Intercontinental Exchange (ICE) — best known as the operator of the NYSE — made the announcement on Thursday, adding that it has partnered with blockchain startup Blockstream to build the service, which will be distributed as a part of ICE Data Services’ Consolidated Feed and will go live by March.
The service will provide hedge funds and other institutional clients with the same types of data employed by high-speed stock traders and asset managers. In addition to simple pricing data, ICE will provide clients with detailed information about exchange order books, which will help them anticipate market moves and take advantage of arbitrage opportunities that occur as the result of pricing discrepancies between exchanges.
“With the broad array of cryptocurrencies and exchanges, and given the price variances between exchanges, it’s critical that investors have a comprehensive source of pricing information,” said ICE Data Services President and COO, Lynn Martin, in a statement.
Initially, the Cryptocurrency Data Feed will provide real-time, end of day, and historical data for six cryptocurrencies: bitcoin, ethereum, ripple, bitcoin cash, litecoin, and dash.
Blockstream said that the service will launch with data from more than 15 cryptocurrency exchanges, including Bitbank, Bitfinex, BitMEX, Bitso, Bitstamp, BtcBox, BTCC, CEX, Coinfloor, Coincheck, ItBit, Gopax, OKEx, SurBTC, The Rock Trading, Unocoin, Vaultoro, and Zaif. Additional exchanges are expected to contribute data in the future.

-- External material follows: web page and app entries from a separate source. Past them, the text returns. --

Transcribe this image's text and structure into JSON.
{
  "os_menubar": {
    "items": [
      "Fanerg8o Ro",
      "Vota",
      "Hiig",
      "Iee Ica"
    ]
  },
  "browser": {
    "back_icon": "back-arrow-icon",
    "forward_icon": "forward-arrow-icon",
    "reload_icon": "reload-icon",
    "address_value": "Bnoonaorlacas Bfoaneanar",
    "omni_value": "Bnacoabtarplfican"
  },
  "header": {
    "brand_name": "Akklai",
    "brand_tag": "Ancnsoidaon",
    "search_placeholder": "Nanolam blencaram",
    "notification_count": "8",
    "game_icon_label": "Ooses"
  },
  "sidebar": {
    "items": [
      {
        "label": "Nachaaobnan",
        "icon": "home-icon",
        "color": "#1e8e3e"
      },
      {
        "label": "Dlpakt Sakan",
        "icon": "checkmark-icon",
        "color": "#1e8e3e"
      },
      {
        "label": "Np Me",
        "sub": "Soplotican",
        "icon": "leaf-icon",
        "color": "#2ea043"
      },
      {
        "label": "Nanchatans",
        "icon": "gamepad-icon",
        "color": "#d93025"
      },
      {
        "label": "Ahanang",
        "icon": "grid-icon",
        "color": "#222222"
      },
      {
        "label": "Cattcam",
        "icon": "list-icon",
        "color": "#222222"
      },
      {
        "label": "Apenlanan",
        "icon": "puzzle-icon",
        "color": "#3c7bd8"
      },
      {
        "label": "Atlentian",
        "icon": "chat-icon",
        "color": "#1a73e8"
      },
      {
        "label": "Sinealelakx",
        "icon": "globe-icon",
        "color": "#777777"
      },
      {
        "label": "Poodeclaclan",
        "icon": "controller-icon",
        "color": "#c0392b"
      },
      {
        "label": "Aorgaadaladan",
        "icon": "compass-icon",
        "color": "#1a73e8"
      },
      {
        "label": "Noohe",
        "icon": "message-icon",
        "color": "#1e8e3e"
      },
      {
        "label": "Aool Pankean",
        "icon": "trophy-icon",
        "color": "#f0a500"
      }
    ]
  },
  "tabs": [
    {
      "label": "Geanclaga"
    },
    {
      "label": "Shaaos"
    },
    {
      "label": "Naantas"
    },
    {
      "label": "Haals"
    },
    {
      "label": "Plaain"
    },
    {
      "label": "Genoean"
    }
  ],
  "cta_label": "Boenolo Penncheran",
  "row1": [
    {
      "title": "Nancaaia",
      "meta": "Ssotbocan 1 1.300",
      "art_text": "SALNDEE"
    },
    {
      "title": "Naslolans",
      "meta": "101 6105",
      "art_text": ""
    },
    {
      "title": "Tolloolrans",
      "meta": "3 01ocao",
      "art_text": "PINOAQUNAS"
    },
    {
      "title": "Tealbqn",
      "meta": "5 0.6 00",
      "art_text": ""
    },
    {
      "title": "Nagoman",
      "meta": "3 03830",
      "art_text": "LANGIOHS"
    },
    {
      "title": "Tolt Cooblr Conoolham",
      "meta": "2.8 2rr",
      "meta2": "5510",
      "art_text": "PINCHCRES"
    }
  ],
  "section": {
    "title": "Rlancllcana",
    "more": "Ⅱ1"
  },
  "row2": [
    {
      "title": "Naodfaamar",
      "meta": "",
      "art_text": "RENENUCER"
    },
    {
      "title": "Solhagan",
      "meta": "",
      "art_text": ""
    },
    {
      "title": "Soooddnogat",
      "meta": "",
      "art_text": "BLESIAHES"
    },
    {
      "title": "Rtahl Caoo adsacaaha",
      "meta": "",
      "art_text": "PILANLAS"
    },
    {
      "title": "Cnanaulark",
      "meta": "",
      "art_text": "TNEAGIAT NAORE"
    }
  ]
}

The creation of the Cryptocurrency Data Feed is likely an indication that institutional investors, most of whom have been hesitant to make direct investments in the cryptoasset markets, are clamoring for the professional-quality tools that would enable them to navigate the ecosystem effectively.
In an interview with The Wall Street Journal, Martin said that ICE had received numerous requests from institutional investors for a service that would increase the transparency of the spot markets, although she declined to name interested firms.
At present, most websites that provide cryptocurrency market data target retail investors, and their lack of transparency can create systemic risks for high-volume traders. Earlier this month, for instance, popular website CoinMarketCap triggered an apparent market selloff after it removed South Korean exchange data from its pricing algorithm without warning.
For ICE, the move represents yet another bid to position itself and its subsidiaries at the forefront of the burgeoning institutional cryptoasset marketplace. Although the company was hesitant to list bitcoin futures, it has made several attempts to list the first exchange-traded fund that tracks the price of bitcoin futures (Bitcoin ETF). However, these proposals have yet to earn approval from regulators.
Featured image from Shutterstock.